Work to be completed: Your answer should be every line of the records that contains the word "Limit".

---+---

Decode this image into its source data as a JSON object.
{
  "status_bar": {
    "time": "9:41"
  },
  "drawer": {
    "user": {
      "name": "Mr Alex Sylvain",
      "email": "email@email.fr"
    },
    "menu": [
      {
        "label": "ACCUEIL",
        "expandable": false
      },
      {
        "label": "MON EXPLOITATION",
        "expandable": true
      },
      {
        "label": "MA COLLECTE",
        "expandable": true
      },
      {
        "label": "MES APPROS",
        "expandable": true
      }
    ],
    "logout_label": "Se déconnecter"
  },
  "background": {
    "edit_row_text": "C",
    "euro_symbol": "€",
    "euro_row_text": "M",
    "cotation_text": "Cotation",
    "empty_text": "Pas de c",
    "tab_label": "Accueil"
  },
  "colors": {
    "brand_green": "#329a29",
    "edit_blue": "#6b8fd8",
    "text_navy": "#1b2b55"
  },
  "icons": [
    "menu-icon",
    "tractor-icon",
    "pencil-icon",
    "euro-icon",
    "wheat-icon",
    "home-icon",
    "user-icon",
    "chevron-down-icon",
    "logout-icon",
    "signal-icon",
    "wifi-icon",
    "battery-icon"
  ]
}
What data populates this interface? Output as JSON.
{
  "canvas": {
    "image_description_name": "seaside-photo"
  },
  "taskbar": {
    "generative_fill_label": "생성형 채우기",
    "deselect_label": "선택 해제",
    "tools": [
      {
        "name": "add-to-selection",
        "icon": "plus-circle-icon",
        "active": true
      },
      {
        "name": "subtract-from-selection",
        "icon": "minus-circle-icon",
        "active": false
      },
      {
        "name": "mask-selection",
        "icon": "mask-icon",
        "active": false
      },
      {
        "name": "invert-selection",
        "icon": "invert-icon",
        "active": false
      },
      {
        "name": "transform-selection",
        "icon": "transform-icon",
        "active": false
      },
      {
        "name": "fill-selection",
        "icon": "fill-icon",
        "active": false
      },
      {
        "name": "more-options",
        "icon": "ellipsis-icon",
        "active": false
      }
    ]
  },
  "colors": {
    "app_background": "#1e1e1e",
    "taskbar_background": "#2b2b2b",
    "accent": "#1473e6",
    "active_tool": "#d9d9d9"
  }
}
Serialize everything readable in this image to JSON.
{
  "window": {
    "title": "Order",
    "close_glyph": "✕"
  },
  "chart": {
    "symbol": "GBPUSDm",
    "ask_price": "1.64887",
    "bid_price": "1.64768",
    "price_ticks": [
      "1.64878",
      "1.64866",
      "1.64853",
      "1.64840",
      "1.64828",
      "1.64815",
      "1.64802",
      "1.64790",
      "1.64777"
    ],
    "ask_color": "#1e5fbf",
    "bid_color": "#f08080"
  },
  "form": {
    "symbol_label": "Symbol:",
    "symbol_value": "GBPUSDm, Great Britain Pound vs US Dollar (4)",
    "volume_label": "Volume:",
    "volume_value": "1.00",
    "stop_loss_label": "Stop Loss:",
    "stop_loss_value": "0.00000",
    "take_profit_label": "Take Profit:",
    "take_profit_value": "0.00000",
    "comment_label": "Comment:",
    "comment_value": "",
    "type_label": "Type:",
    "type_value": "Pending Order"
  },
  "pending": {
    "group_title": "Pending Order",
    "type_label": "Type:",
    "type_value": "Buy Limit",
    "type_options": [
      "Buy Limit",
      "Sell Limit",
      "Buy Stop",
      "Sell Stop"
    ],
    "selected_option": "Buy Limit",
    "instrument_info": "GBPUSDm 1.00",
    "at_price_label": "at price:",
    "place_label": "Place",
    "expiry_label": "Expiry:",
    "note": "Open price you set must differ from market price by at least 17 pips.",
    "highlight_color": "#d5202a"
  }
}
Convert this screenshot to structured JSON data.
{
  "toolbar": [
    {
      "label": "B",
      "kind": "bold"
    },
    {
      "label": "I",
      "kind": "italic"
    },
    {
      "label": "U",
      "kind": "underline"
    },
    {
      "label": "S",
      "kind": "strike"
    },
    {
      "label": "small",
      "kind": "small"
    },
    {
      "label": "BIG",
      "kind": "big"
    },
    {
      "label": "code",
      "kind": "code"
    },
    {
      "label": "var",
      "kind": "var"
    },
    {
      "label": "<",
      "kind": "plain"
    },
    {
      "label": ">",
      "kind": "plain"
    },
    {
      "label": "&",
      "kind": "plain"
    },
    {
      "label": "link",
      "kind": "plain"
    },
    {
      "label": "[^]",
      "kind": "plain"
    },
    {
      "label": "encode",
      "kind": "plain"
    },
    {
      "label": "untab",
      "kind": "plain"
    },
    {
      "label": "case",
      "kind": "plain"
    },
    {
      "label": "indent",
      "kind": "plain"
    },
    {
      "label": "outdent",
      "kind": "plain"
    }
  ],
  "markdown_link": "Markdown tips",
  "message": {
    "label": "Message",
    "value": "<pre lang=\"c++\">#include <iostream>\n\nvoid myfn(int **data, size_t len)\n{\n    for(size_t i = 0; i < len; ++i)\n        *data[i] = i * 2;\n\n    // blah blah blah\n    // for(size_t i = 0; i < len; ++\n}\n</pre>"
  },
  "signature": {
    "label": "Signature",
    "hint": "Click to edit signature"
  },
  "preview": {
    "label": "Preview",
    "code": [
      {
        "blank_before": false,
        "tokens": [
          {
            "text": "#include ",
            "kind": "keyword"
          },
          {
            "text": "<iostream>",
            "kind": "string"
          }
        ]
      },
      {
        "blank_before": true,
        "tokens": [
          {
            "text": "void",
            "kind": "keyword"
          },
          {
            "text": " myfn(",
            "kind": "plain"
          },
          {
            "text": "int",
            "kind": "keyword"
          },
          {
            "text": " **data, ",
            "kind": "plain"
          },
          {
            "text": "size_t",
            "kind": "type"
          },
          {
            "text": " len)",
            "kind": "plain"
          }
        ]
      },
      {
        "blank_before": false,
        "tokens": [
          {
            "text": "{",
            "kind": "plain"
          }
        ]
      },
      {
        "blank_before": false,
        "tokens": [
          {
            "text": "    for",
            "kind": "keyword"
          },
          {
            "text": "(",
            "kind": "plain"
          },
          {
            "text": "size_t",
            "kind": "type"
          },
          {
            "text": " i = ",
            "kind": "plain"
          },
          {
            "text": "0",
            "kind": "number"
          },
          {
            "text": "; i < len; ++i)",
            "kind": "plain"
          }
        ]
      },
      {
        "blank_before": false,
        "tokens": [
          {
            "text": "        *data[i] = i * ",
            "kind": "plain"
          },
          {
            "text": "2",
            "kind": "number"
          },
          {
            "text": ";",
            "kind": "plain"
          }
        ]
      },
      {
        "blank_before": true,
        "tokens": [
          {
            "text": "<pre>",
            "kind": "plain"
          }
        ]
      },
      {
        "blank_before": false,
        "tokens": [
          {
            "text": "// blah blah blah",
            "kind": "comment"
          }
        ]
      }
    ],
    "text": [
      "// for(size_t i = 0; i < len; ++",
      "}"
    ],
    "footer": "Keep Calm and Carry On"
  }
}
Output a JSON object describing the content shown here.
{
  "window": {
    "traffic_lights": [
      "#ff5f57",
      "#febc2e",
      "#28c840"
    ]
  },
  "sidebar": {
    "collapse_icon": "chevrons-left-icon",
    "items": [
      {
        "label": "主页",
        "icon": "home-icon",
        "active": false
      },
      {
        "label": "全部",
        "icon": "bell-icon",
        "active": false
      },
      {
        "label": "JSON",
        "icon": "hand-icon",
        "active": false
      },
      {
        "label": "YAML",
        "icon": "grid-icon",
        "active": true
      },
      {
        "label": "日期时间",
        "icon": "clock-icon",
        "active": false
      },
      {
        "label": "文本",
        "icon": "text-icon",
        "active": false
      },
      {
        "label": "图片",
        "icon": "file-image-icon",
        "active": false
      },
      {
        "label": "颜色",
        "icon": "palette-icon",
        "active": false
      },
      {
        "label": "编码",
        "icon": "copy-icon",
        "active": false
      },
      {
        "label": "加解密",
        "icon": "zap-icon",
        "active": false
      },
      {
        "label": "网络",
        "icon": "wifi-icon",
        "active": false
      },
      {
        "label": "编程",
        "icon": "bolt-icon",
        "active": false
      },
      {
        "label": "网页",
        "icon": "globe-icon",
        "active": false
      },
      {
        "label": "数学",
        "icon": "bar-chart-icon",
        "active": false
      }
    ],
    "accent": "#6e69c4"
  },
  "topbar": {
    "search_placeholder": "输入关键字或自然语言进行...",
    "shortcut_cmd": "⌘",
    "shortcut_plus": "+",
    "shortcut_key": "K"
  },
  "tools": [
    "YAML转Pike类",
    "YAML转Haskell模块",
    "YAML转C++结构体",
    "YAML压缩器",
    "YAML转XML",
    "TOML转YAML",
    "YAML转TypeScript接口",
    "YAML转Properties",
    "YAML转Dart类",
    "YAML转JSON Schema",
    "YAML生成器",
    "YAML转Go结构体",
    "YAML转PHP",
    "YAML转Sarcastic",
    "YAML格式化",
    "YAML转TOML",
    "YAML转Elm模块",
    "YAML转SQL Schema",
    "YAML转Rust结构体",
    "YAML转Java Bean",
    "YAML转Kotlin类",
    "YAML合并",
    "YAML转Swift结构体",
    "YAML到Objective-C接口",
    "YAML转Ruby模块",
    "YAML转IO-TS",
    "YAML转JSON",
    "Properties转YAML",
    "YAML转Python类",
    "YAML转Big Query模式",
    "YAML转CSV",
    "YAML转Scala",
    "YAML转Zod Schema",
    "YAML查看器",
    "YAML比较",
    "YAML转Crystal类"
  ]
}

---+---

Exercise response:
    "type_value": "Buy Limit",
      "Buy Limit",
      "Sell Limit",
    "selected_option": "Buy Limit",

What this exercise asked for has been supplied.